Singing and Rhythm
As other abilities fade, music remains
Regular readers of our blog will recall that in 2020, we published a blog titled ‘Singing for the Brain’, where we explored the positive effects of singing. We shared how singing releases endorphins and how that release boosts mood and even reduces symptoms associated with anxiety and depression—improving an individual’s overall sense of wellbeing.
Many people with dementia retain their right temporal lobe’s functioning for much longer than the left; this means that they keep their ability to hum, sing, foot-tap, and move to music. Here we provide insight into the significance of rhythm, pitch, tone, volume, and breath.
Meeting the inner or spiritual needs of a person living with dementia is crucial to both how well they engage and how connected they feel during any engagement. The more we can learn through family and friends about our people living with dementia, such as where they came from and what opens their hearts, the more we can connect through music, prayer, hymn, and poetry.
A leading educator on dementia, Teepa Snow, places music at the centre of her many approaches to dementia care—reminding us that ‘as ability fades, music remains’. As people with dementia experience changes in brain function, it is not uncommon for a person living with dementia to feel a sense of everything is falling apart—music remains a powerful tool in helping those living with dementia feel included, connected, and safe.
But how and when should we use music to support people living with dementia?
Music and singing should be purposeful; they should be valuable, and they should be fun. We have seen Teepa sing crossword clues in the form of song lyrics where her audience has to find the next word in that stream of lyrics—that word then being the solution to a part of the crossword.
We recognise how this use of singing activates the brain, not just in memory recall but also in how Teepa’s singing, pitch, tone, and rhythm generate movement in her seated audience. We have observed
foot-taps and head-nods. We have witnessed a brain engaged through music and seen how it impacts the likelihood of finding answers to crosswords and quizzes and finding words for conversation.
Through altered rhythm, tone, and volume, it is possible to guide the brain towards being alert and active or rested and calm. An animated, upbeat voice or a loud piece of music with a well-defined rhythm will often result in tapping hands on a chair or the swaying of arms in the air. Those able may well rise to the music’s beat and shift their weight from one foot to the other. However, a quieter piece of melody-led music accompanied by slow, mindful breathing will help create a reassuring state of calm.
As Teepa often reminds us, where an individual’s physical movement is limited, interaction, connection, inclusion, and fun does not have to be. What is essential for those living with dementia is for individuals not to be pushed beyond where they are comfortable, but instead, encouraged to use their existing abilities, be that spelling out answers to crosswords, singing along to a remembered melody, or dancing to their favourite band.
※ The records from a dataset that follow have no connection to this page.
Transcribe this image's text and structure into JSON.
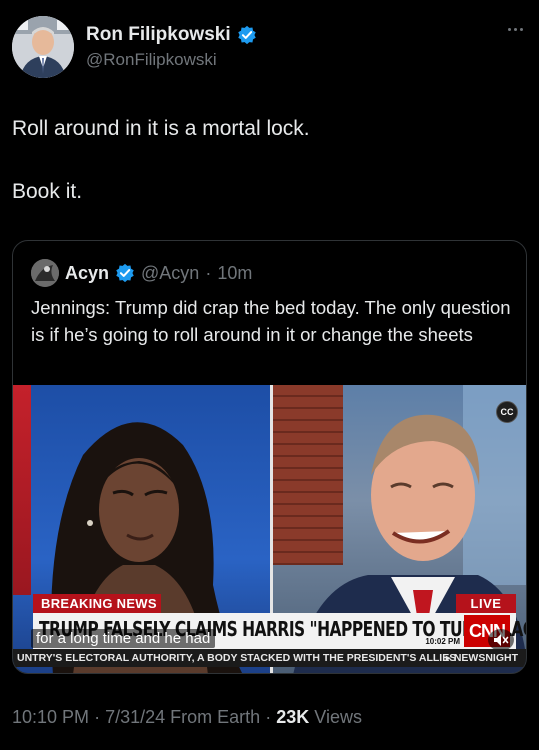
{
  "author": {
    "display_name": "Ron Filipkowski",
    "handle": "@RonFilipkowski",
    "verified_icon": "verified-badge-icon",
    "accent": "#1d9bf0"
  },
  "tweet": {
    "lines": [
      "Roll around in it is a mortal lock.",
      "Book it."
    ]
  },
  "quoted": {
    "display_name": "Acyn",
    "handle": "@Acyn",
    "separator": "·",
    "age": "10m",
    "text": "Jennings: Trump did crap the bed today. The only question is if he’s going to roll around in it or change the sheets",
    "video": {
      "breaking_label": "BREAKING NEWS",
      "live_label": "LIVE",
      "headline": "TRUMP FALSELY CLAIMS HARRIS \"HAPPENED TO TURN BLACK\"",
      "network": "CNN",
      "clock": "10:02 PM",
      "caption": "for a long time and he had",
      "ticker": "UNTRY'S ELECTORAL AUTHORITY, A BODY STACKED WITH THE PRESIDENT'S ALLIES",
      "ticker_right": "NEWSNIGHT",
      "cc_label": "CC"
    }
  },
  "meta": {
    "time": "10:10 PM",
    "sep1": "·",
    "date": "7/31/24",
    "source": "From Earth",
    "sep2": "·",
    "views_count": "23K",
    "views_label": "Views"
  },
  "colors": {
    "background": "#000000",
    "text": "#e7e9ea",
    "secondary": "#71767b",
    "border": "#2f3336",
    "cnn_red": "#cc0000"
  }
}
Roger, one of our residents living with dementia at Leaf Dementia Care Home, currently enjoys singing and foot-tapping to Wake Me Up Before You Go-Go, by Wham—it is heart-warming to see.
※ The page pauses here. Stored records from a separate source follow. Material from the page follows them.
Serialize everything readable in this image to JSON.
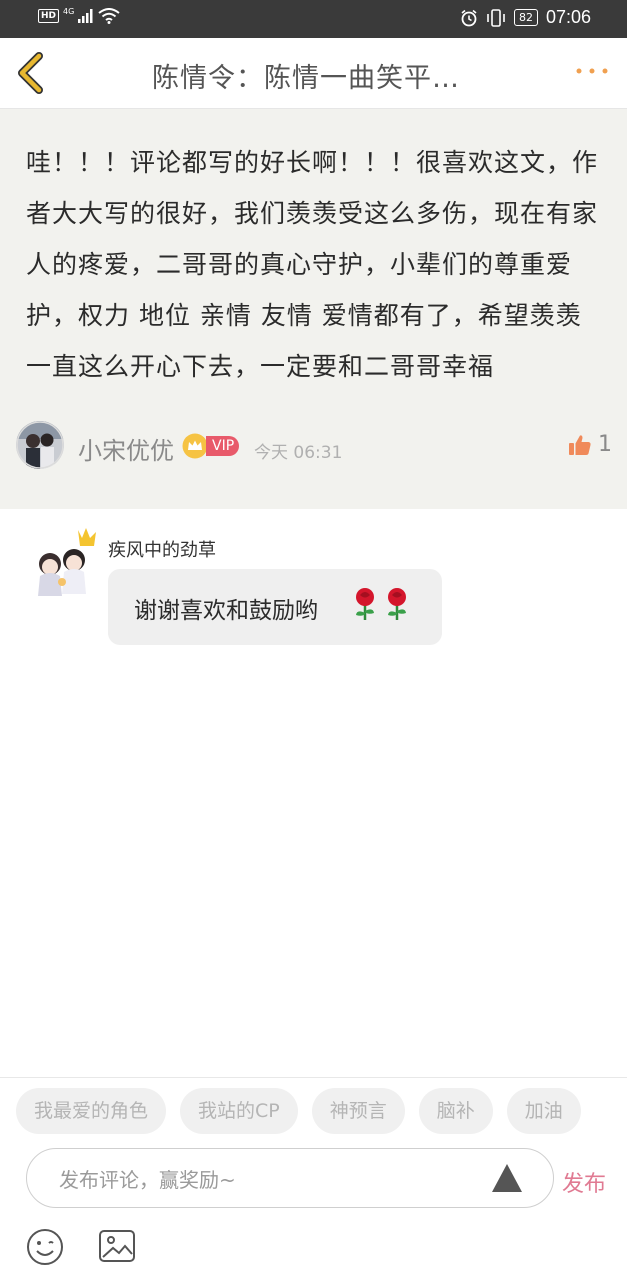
{
  "status_bar": {
    "hd": "HD",
    "network": "4G",
    "battery": "82",
    "time": "07:06",
    "icons": [
      "signal-icon",
      "wifi-icon",
      "alarm-icon",
      "vibrate-icon",
      "battery-icon"
    ]
  },
  "nav": {
    "title": "陈情令：陈情一曲笑平…",
    "icons": [
      "back-arrow-icon",
      "more-dots-icon"
    ]
  },
  "comment": {
    "text": "哇！！！评论都写的好长啊！！！很喜欢这文，作者大大写的很好，我们羡羡受这么多伤，现在有家人的疼爱，二哥哥的真心守护，小辈们的尊重爱护，权力 地位 亲情 友情 爱情都有了，希望羡羡一直这么开心下去，一定要和二哥哥幸福",
    "author": "小宋优优",
    "vip": "VIP",
    "time": "今天 06:31",
    "likes": "1"
  },
  "reply": {
    "author": "疾风中的劲草",
    "text": "谢谢喜欢和鼓励哟",
    "emoji": [
      "rose-icon",
      "rose-icon"
    ]
  },
  "chips": [
    "我最爱的角色",
    "我站的CP",
    "神预言",
    "脑补",
    "加油"
  ],
  "composer": {
    "placeholder": "发布评论，赢奖励~",
    "publish": "发布",
    "icons": [
      "emoji-icon",
      "image-icon",
      "send-arrow-icon"
    ]
  },
  "colors": {
    "status_bar": "#3a3a3a",
    "accent_back": "#e8b830",
    "accent_more": "#f0a050",
    "vip": "#e85a6a",
    "publish": "#e07a92",
    "card_bg": "#f2f2ee"
  }
}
There is music and rhythm all around us—from the pitch, tone, and intonation of our voices to birdsong, the rustling of leaves in the wind, and each breath that we take. These sounds evoke emotions; they are responsible for whether we feel energised or peaceful, anxious, or safe.